Contact dermatitis is when the skin is irritated, itchy, raw and painful. It is often caused by soaps and fabrics. It usually goes away on its own if you avoid using soaps and other things that may be causing it, and keeping the area cool and protected. If the dermatitis is particularly bad you may need treatment.

  • Bartholin gland cysts

There are two bartholin glands on the female body, located on each side of the opening of the vagina (the tube that connects the vulva to the cervix). They release fluid which helps lubricate the vagina.


If they become blocked, a painful cyst can form.
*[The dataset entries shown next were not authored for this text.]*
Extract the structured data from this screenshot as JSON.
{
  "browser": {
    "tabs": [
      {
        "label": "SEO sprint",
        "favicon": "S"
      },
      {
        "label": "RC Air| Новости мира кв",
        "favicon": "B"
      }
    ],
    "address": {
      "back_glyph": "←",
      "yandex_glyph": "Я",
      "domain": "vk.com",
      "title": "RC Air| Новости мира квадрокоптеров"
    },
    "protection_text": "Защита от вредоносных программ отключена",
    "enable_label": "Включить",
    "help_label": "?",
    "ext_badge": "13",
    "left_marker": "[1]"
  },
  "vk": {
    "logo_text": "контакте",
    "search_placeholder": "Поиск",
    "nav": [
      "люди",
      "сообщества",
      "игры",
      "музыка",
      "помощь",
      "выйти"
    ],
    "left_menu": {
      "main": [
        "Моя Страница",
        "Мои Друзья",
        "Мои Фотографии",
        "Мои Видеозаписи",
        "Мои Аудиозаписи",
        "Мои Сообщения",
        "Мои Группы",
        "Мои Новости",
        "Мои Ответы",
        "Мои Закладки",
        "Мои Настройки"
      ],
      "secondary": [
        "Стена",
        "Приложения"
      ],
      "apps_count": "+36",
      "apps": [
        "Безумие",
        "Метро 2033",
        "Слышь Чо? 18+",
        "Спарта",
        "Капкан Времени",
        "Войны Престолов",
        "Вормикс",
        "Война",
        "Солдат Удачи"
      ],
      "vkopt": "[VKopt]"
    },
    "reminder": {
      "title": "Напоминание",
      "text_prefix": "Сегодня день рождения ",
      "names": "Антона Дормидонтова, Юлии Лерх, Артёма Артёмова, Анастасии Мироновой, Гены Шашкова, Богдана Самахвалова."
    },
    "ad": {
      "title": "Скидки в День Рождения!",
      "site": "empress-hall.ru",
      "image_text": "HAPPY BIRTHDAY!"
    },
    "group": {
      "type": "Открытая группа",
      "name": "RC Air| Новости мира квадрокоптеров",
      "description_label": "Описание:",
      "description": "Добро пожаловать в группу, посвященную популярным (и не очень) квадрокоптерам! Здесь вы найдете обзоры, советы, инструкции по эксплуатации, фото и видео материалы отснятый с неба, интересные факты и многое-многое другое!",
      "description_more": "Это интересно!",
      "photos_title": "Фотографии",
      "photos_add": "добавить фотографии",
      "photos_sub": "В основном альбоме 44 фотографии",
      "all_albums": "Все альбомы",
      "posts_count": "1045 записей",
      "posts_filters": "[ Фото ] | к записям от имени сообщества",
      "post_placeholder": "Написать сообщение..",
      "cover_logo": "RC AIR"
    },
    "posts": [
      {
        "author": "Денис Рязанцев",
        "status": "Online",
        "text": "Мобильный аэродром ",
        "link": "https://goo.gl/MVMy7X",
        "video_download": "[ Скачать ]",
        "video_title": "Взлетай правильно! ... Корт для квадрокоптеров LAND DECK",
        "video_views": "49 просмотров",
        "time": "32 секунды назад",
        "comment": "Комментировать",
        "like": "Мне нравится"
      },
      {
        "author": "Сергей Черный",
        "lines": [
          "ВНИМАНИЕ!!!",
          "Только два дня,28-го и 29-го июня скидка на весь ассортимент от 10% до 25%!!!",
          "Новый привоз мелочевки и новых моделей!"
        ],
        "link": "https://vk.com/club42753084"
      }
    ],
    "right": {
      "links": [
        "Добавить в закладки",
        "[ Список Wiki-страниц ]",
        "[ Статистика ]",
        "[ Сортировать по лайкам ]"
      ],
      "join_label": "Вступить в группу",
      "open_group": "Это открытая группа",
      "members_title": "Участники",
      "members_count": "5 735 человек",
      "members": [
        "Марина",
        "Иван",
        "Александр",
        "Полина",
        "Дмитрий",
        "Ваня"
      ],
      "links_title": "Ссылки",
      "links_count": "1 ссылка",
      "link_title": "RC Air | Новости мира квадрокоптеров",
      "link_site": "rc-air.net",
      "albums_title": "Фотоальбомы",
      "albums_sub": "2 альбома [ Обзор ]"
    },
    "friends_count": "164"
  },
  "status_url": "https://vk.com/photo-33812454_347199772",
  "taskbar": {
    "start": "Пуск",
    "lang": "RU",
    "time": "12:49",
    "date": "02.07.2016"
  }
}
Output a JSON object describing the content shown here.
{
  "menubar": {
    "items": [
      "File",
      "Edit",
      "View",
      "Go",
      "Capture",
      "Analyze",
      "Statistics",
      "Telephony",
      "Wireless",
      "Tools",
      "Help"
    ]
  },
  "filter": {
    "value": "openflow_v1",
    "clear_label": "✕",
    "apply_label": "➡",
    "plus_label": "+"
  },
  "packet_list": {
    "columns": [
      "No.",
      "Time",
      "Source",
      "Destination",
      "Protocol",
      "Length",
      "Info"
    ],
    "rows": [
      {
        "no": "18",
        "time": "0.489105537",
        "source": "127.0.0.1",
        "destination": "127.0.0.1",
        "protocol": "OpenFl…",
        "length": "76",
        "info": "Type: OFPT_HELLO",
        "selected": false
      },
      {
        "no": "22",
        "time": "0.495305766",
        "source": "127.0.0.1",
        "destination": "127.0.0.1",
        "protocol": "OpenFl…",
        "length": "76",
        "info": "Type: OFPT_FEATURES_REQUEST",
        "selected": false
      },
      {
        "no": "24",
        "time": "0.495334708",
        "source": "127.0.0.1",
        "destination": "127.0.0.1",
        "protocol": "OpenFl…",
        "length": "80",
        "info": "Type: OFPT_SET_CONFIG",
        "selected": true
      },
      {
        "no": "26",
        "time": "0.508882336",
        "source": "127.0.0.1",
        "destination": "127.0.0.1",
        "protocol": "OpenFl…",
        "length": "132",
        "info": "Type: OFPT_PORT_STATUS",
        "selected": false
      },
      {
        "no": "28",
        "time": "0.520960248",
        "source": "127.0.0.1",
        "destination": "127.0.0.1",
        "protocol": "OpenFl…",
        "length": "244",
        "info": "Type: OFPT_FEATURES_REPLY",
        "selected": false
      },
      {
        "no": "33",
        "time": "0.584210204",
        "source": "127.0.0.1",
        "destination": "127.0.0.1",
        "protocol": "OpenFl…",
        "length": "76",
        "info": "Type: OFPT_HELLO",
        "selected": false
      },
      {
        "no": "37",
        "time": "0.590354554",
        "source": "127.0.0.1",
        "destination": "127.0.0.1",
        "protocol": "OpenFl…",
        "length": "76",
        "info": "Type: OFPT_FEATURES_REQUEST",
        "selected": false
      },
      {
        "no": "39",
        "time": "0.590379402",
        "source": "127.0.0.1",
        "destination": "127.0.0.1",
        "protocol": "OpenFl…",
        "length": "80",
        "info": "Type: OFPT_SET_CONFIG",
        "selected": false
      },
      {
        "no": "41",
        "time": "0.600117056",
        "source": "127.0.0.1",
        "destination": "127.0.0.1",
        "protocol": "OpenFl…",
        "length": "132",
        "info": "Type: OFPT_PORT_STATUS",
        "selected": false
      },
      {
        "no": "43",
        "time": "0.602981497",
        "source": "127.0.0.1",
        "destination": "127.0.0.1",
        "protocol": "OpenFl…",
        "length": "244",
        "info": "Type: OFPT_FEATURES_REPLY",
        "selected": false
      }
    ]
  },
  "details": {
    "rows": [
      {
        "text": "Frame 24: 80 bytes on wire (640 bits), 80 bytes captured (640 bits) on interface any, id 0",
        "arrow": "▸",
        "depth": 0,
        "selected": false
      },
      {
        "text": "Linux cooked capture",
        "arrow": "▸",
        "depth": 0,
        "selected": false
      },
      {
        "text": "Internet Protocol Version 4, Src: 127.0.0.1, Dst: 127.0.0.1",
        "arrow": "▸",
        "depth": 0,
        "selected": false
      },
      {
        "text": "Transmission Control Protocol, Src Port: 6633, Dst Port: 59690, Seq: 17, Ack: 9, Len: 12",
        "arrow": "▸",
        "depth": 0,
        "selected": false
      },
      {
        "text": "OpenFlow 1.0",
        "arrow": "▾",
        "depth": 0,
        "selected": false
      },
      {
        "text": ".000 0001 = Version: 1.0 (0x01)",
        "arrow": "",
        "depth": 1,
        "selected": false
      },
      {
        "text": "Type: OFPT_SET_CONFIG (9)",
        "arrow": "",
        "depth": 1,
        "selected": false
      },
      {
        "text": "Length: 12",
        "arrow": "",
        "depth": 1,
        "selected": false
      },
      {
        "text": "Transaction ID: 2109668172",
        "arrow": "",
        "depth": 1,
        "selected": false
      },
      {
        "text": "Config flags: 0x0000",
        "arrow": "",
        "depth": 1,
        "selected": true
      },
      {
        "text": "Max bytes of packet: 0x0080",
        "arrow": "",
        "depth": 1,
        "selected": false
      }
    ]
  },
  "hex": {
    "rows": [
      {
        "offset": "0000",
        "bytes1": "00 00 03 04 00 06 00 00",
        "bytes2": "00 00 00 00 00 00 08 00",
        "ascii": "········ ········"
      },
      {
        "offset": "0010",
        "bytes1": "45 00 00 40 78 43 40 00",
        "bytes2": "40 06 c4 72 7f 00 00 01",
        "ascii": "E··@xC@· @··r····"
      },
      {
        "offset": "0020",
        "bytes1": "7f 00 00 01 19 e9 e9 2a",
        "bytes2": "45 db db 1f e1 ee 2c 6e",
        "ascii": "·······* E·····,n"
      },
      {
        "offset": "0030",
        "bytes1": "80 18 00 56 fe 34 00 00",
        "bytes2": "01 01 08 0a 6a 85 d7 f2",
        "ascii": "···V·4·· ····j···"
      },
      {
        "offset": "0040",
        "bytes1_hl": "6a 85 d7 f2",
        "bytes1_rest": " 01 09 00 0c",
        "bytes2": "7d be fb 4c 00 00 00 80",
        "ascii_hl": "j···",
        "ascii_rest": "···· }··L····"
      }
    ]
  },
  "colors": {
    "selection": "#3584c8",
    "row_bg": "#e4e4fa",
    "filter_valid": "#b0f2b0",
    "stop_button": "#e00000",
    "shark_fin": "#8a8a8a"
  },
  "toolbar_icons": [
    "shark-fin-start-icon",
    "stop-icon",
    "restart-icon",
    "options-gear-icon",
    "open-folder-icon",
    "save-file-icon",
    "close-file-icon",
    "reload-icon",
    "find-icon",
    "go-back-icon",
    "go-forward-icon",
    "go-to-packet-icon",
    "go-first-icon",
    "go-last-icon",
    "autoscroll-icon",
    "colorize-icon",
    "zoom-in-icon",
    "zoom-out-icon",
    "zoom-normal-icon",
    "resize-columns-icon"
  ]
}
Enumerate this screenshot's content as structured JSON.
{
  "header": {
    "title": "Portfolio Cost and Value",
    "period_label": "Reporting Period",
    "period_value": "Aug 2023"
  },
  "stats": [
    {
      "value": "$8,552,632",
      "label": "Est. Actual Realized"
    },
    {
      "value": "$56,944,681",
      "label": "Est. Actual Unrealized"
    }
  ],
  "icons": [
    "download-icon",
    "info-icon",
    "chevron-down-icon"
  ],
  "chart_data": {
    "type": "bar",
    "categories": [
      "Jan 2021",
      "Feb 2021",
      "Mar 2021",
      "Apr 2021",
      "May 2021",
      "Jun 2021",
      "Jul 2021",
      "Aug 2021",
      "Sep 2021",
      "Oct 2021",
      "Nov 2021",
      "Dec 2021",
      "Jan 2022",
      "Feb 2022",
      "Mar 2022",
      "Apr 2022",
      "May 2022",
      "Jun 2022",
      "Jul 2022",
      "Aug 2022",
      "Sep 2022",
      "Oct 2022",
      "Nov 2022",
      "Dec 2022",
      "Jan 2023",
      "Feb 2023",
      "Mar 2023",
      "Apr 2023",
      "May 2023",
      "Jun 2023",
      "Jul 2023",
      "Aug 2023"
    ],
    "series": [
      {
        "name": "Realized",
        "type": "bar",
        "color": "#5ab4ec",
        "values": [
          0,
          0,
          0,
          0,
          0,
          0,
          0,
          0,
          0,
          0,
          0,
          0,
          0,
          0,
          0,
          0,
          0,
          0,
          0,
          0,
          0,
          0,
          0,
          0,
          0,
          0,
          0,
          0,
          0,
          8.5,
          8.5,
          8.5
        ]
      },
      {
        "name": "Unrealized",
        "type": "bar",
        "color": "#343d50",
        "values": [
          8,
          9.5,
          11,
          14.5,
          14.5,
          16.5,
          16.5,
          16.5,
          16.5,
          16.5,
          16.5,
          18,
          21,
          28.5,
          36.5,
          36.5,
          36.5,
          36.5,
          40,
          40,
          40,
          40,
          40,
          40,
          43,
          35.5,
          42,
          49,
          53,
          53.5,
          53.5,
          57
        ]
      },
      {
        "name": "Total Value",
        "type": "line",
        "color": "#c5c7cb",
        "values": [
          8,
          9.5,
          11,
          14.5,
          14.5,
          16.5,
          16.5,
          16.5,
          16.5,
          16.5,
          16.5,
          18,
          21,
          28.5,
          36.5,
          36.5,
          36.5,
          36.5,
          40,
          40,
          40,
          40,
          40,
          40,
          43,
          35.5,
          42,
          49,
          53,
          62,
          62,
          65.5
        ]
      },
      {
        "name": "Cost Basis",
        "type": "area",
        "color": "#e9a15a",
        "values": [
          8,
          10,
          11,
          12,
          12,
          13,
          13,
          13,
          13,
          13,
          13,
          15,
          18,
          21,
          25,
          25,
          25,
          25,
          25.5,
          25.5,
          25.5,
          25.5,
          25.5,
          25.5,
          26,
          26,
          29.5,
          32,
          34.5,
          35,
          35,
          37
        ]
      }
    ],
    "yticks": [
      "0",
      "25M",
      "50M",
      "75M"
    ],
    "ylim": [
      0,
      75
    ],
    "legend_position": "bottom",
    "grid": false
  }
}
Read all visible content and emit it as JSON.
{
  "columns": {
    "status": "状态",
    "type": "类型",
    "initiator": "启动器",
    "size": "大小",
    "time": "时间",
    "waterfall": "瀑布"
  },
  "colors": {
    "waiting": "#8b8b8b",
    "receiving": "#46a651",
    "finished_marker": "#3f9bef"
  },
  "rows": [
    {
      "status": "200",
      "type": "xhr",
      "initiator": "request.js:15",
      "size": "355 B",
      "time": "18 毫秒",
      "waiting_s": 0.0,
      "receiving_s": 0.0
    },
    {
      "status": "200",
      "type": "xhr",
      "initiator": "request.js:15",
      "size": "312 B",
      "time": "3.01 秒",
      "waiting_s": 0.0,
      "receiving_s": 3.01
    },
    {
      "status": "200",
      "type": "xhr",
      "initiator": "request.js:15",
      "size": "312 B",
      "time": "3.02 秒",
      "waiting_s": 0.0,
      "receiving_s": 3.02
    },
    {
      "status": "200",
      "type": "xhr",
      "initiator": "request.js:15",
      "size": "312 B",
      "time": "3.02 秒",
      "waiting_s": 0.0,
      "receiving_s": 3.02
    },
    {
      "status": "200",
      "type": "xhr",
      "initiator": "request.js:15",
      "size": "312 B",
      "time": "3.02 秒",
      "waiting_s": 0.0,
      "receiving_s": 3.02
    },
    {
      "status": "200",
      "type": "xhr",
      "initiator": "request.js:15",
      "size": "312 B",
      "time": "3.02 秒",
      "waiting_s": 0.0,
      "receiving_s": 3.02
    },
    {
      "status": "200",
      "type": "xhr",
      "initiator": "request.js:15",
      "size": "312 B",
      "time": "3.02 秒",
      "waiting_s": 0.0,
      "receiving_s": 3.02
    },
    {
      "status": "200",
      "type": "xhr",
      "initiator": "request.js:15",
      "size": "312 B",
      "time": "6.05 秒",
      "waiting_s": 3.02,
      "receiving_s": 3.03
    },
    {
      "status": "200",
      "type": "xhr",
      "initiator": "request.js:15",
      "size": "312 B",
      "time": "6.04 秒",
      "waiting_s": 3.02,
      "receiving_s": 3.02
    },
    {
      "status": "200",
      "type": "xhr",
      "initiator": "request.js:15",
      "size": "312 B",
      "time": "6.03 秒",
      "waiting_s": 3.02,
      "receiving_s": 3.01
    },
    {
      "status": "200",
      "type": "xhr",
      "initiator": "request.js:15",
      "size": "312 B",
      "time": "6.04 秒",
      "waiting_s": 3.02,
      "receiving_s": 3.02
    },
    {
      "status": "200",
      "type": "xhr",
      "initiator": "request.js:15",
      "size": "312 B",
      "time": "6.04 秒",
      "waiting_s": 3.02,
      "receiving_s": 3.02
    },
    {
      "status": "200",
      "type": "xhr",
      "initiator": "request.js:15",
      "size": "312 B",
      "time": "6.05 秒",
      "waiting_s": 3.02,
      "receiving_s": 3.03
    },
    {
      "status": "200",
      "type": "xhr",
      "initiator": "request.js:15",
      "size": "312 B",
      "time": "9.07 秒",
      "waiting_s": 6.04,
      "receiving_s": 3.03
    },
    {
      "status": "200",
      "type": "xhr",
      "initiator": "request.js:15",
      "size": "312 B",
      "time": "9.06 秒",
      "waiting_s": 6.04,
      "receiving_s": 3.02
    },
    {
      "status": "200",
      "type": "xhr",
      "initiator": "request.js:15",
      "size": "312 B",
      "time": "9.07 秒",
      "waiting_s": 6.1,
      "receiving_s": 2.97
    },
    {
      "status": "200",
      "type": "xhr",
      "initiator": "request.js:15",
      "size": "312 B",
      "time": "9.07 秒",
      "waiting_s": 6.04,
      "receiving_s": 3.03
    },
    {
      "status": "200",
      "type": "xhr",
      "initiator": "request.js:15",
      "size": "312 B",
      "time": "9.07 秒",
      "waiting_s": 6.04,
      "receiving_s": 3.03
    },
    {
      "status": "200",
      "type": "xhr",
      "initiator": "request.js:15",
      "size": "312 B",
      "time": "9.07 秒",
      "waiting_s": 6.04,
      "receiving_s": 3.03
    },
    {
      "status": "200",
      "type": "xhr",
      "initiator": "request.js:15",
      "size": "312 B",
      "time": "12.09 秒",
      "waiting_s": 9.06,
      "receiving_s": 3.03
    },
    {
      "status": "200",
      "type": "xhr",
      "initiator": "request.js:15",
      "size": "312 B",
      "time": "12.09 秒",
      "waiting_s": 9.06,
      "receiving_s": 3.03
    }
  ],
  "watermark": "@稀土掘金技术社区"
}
They may go away on their own if you have warm baths, apply warm compresses and take anti-inflammatory medicine, but if the cyst becomes infected and forms an abscess it may need treatment to drain it.

  • Lichen sclerosus

Linchen sclerosus presents as small white bumps and thin white skin on the vulva. The skin can easily tear. It can cause itching, burning and pain during intercourse. You can try to manage the symptoms by wearing cotton underwear and applying a barrier cream to the area. However, steroid cream is usually used to help treat the condition.

  • Lichen planus

Lichen planus presents as sore red raised bumps on the skin. It can cause itching, burning, and unusual discharge. Using a cold compress on the area and wearing loose cotton underwear may help relieve the symptoms, and prescribed tablets and creams can help treat the condition.

  • Lichen simplex chronicus

Linchen simplex chronicus is thickened, scaly plaques on the vulva which can be itchy. You would usually require treatment to stop the itching so the skin can heal.

  • Vulva cancer

Although rare, vulva cancer can present as a lump on the vulva, itching, pain and burning.


How do I book a consultation?


You can book a consultation with Evi Bakali via her secretary or direct with Spire Healthcare.


Appointments are available via private medical insurance or paying for yourself. Click here for the most up to date self funding fees and for private medical insurance information.